**** Records for processing
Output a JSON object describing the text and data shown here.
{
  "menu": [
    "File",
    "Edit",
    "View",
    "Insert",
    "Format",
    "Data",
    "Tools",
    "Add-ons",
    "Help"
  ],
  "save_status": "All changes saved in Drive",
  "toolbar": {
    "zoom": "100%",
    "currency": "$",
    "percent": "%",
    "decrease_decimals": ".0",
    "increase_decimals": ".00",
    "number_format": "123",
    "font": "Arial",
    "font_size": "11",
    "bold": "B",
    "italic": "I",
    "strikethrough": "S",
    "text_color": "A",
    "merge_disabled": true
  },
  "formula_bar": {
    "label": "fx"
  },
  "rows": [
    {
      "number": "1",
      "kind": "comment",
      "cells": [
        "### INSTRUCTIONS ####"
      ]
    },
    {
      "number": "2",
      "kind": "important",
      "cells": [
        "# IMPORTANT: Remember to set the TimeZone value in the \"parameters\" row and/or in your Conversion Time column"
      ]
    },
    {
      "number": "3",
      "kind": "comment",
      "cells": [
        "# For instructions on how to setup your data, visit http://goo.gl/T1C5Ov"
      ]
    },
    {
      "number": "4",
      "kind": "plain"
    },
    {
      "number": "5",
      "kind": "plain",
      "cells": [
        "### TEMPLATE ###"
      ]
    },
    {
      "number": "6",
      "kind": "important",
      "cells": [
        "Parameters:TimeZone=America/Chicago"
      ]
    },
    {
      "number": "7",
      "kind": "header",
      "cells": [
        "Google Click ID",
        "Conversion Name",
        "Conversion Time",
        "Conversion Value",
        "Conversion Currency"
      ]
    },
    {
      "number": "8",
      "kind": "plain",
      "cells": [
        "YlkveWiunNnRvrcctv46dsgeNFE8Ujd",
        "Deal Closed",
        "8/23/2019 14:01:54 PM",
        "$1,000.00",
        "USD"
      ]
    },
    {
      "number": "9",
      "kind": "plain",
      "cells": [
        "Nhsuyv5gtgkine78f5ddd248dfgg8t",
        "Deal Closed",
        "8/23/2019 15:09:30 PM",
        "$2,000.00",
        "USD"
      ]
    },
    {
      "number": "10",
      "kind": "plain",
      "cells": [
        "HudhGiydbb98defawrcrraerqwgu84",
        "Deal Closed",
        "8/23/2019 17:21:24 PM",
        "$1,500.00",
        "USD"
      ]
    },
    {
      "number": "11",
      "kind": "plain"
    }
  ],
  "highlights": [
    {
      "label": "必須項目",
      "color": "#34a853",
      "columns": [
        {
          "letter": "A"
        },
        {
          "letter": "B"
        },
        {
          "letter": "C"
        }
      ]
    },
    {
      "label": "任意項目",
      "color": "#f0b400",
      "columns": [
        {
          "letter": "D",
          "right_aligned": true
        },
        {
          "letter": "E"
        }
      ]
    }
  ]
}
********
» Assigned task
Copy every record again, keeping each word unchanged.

» Response
Output a JSON object describing the text and data shown here.
{
  "menu": [
    "File",
    "Edit",
    "View",
    "Insert",
    "Format",
    "Data",
    "Tools",
    "Add-ons",
    "Help"
  ],
  "save_status": "All changes saved in Drive",
  "toolbar": {
    "zoom": "100%",
    "currency": "$",
    "percent": "%",
    "decrease_decimals": ".0",
    "increase_decimals": ".00",
    "number_format": "123",
    "font": "Arial",
    "font_size": "11",
    "bold": "B",
    "italic": "I",
    "strikethrough": "S",
    "text_color": "A",
    "merge_disabled": true
  },
  "formula_bar": {
    "label": "fx"
  },
  "rows": [
    {
      "number": "1",
      "kind": "comment",
      "cells": [
        "### INSTRUCTIONS ####"
      ]
    },
    {
      "number": "2",
      "kind": "important",
      "cells": [
        "# IMPORTANT: Remember to set the TimeZone value in the \"parameters\" row and/or in your Conversion Time column"
      ]
    },
    {
      "number": "3",
      "kind": "comment",
      "cells": [
        "# For instructions on how to setup your data, visit http://goo.gl/T1C5Ov"
      ]
    },
    {
      "number": "4",
      "kind": "plain"
    },
    {
      "number": "5",
      "kind": "plain",
      "cells": [
        "### TEMPLATE ###"
      ]
    },
    {
      "number": "6",
      "kind": "important",
      "cells": [
        "Parameters:TimeZone=America/Chicago"
      ]
    },
    {
      "number": "7",
      "kind": "header",
      "cells": [
        "Google Click ID",
        "Conversion Name",
        "Conversion Time",
        "Conversion Value",
        "Conversion Currency"
      ]
    },
    {
      "number": "8",
      "kind": "plain",
      "cells": [
        "YlkveWiunNnRvrcctv46dsgeNFE8Ujd",
        "Deal Closed",
        "8/23/2019 14:01:54 PM",
        "$1,000.00",
        "USD"
      ]
    },
    {
      "number": "9",
      "kind": "plain",
      "cells": [
        "Nhsuyv5gtgkine78f5ddd248dfgg8t",
        "Deal Closed",
        "8/23/2019 15:09:30 PM",
        "$2,000.00",
        "USD"
      ]
    },
    {
      "number": "10",
      "kind": "plain",
      "cells": [
        "HudhGiydbb98defawrcrraerqwgu84",
        "Deal Closed",
        "8/23/2019 17:21:24 PM",
        "$1,500.00",
        "USD"
      ]
    },
    {
      "number": "11",
      "kind": "plain"
    }
  ],
  "highlights": [
    {
      "label": "必須項目",
      "color": "#34a853",
      "columns": [
        {
          "letter": "A"
        },
        {
          "letter": "B"
        },
        {
          "letter": "C"
        }
      ]
    },
    {
      "label": "任意項目",
      "color": "#f0b400",
      "columns": [
        {
          "letter": "D",
          "right_aligned": true
        },
        {
          "letter": "E"
        }
      ]
    }
  ]
}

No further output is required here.